You started by throwing me for a loop. You gave us a winter that showed up early and stayed late and I thought it would never stop snowing. Through that winter I struggled with my little sister’s death and asked why a girl with a perfect smile and one of a kind laugh could be taken from our family in a car accident — who could vanish from my life and now only be remembered. She was 24. That is barely a life.
My husband told me one night as I was overwhelmed with guilt about not spending enough time with her, to stop wishing she could have been somewhere other than where she was each moment in her life, because my wishing for her took away the time someone else had. I have contemplated and appreciated the wisdom in these words often. They helped me move forward with purpose and perspective, to be present in life right now and welcome every opportunity to create a deeper connection with myself and the people around me.
Despite the year’s rocky start, it completely filled up with happiness and treasured memories.
My family and I settled into our new little town. We finally found a home after a year of searching the crazy housing market of Cashmere. I’ve never been so happy to sign closing papers and see how much interest will cost us for the next 30 years.
I’ve made friendships with a group of women who enlighten, inspire and encourage me, who make me laugh and feel so damn lucky I found them and our paths intersected in this whirlwind life.
I’ve grown into a position at my workplace that was hard (and I mean really hard) to adjust to, but I’ve had to learn to embrace change and I couldn’t think of a better place to be if I’ve got to be cooped up in an office all day. The connections I’ve made through my position and people I’ve met have blessed my life.
In 2017 I gave far less shits about “stuff.” It was a year I found out I could be insanely happy living in a rental house that was one hundred years old and it didn’t really matter that the carpet and wallpaper were a different color and pattern in every room.
I was content with a tiny kitchen and the dining room table being in the living room. I realized that if I could go without something for a year because it’s been in storage, that I can go without it period. I said “good riddance” to 35 pairs of high heels and haven’t missed them for two seconds since. I’ve donated box after box full of things and wondered why I had to have them in the first place. 2017 was the year I bought and wore less makeup than I ever have, but never felt more beautiful. It was the year I loved my body and appreciated its capabilities instead of scrutinizing every inch in the mirror because it didn’t look the same as it has before. I skipped the gym to hike, mountain bike, kayak or play street basketball with my husband and kids and didn’t feel guilty about not going at least five days that week.

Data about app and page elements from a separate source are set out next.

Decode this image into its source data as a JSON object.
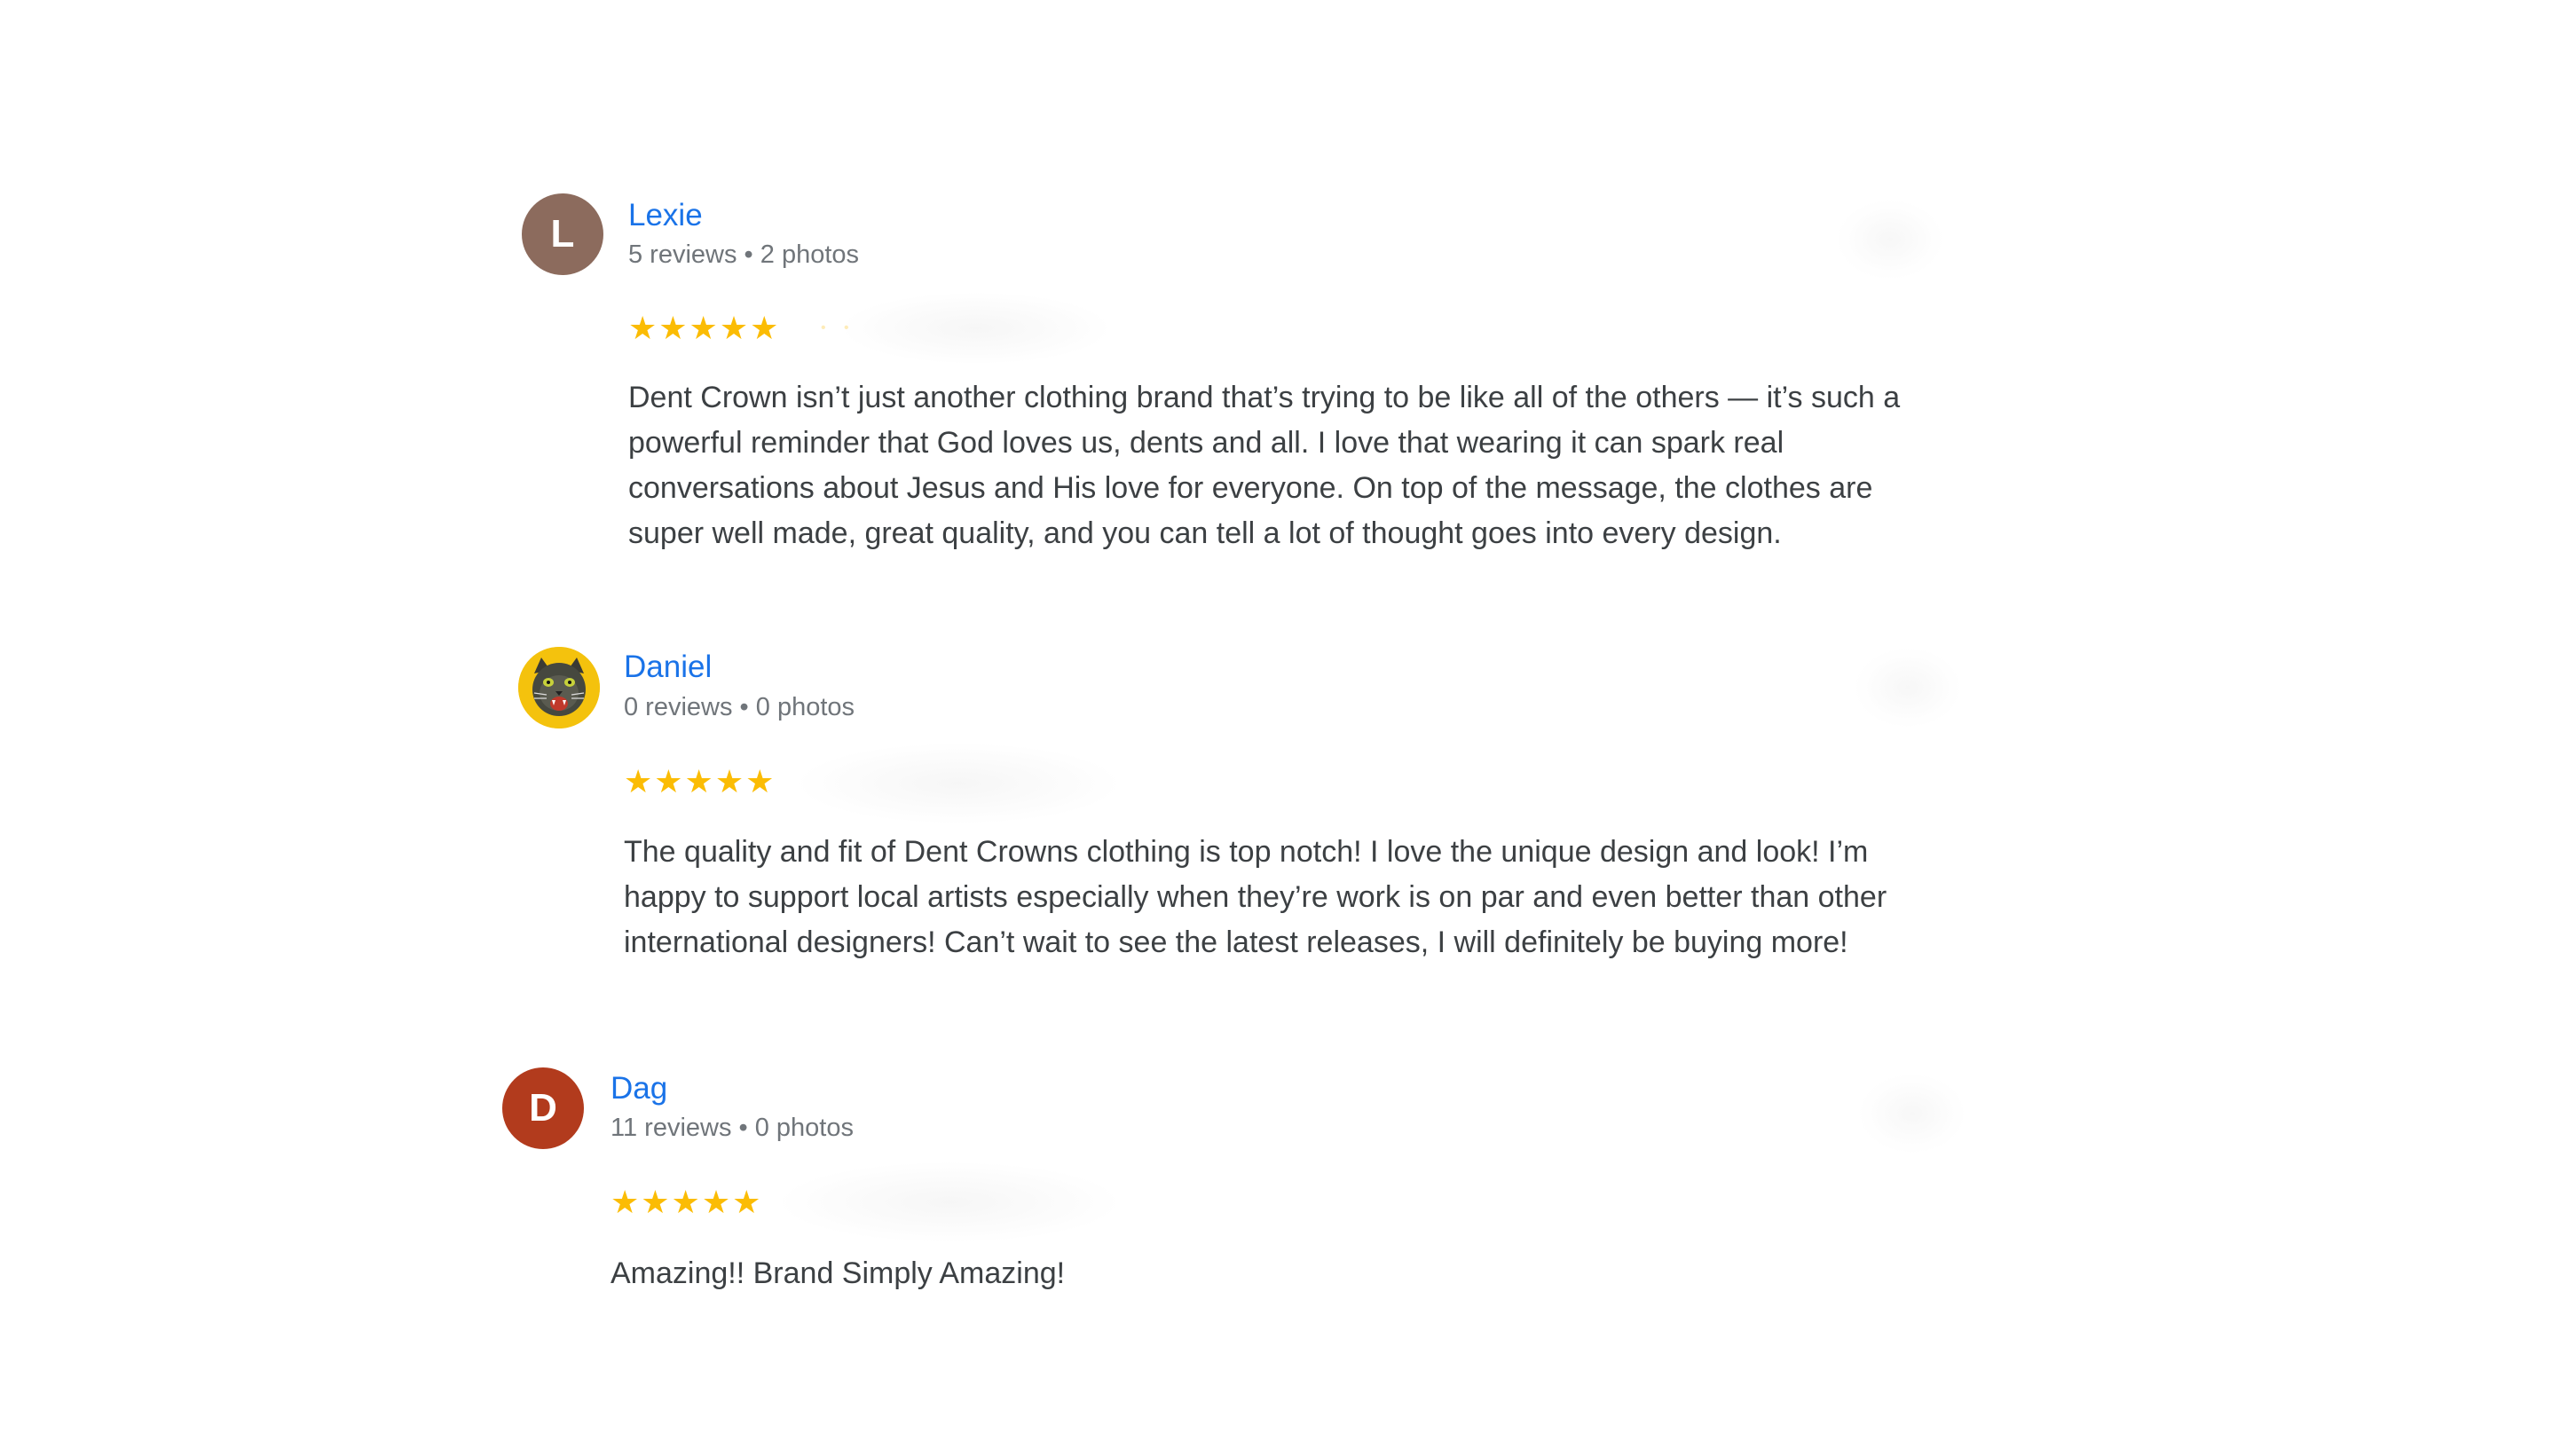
{
  "reviews": [
    {
      "avatar_initial": "L",
      "avatar_color": "#8c6b5d",
      "name": "Lexie",
      "meta": "5 reviews • 2 photos",
      "rating": 5,
      "stars": "★★★★★",
      "text": "Dent Crown isn’t just another clothing brand that’s trying to be like all of the others — it’s such a powerful reminder that God loves us, dents and all. I love that wearing it can spark real conversations about Jesus and His love for everyone. On top of the message, the clothes are super well made, great quality, and you can tell a lot of thought goes into every design."
    },
    {
      "avatar_initial": "",
      "avatar_color": "#f4c20d",
      "avatar_icon": "cat-face-icon",
      "name": "Daniel",
      "meta": "0 reviews • 0 photos",
      "rating": 5,
      "stars": "★★★★★",
      "text": "The quality and fit of Dent Crowns clothing is top notch! I love the unique design and look! I’m happy to support local artists especially when they’re work is on par and even better than other international designers! Can’t wait to see the latest releases, I will definitely be buying more!"
    },
    {
      "avatar_initial": "D",
      "avatar_color": "#b23b1d",
      "name": "Dag",
      "meta": "11 reviews • 0 photos",
      "rating": 5,
      "stars": "★★★★★",
      "text": "Amazing!! Brand Simply Amazing!"
    }
  ],
  "colors": {
    "name_link": "#1a73e8",
    "meta_text": "#70757a",
    "body_text": "#3c4043",
    "star": "#fbbc04"
  }
}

I cleaned my house less. I left the laundry, the dishes, the dog hair, the crumbs on the couch and god knows what on the toilets. I left the mess and walked out the door.
I went on a Caribbean vacation with my husband and discovered I love the mountains more than the beach. We took our kids to the Hiawatha Bike Trail and laughed until we cried because Cole’s hands were covered in syrup from breakfast at camp that morning and every time he put his bike down, the bees would swarm the handles.
I watched sunsets this summer from the top of a mountain with my daughter on a whim…just because she asked me to. My spontaneous husband bought us mountain bikes and we learned to ride together. I hiked the Enchantments through trail and never wanted it to end. I punished and pushed my body and mind more than I ever have running the Ragnar Trail Series in Mount Rainier Park this summer. I want to run 50 more. I started writing again,something I haven’t done consistently since college.
I don’t make New Year’s resolutions. However, I do have goals and one of them is to be present and live in the moment. To be kind. To live with my soul on fire. To make memories and cherish time with my family. To explore and travel more. To remember that is is not the destination but the journey.
“The aim of life is to live,
and to live means to be aware,
Joyously, Drunkenly, Serenely, Divinely,
— Henry Miller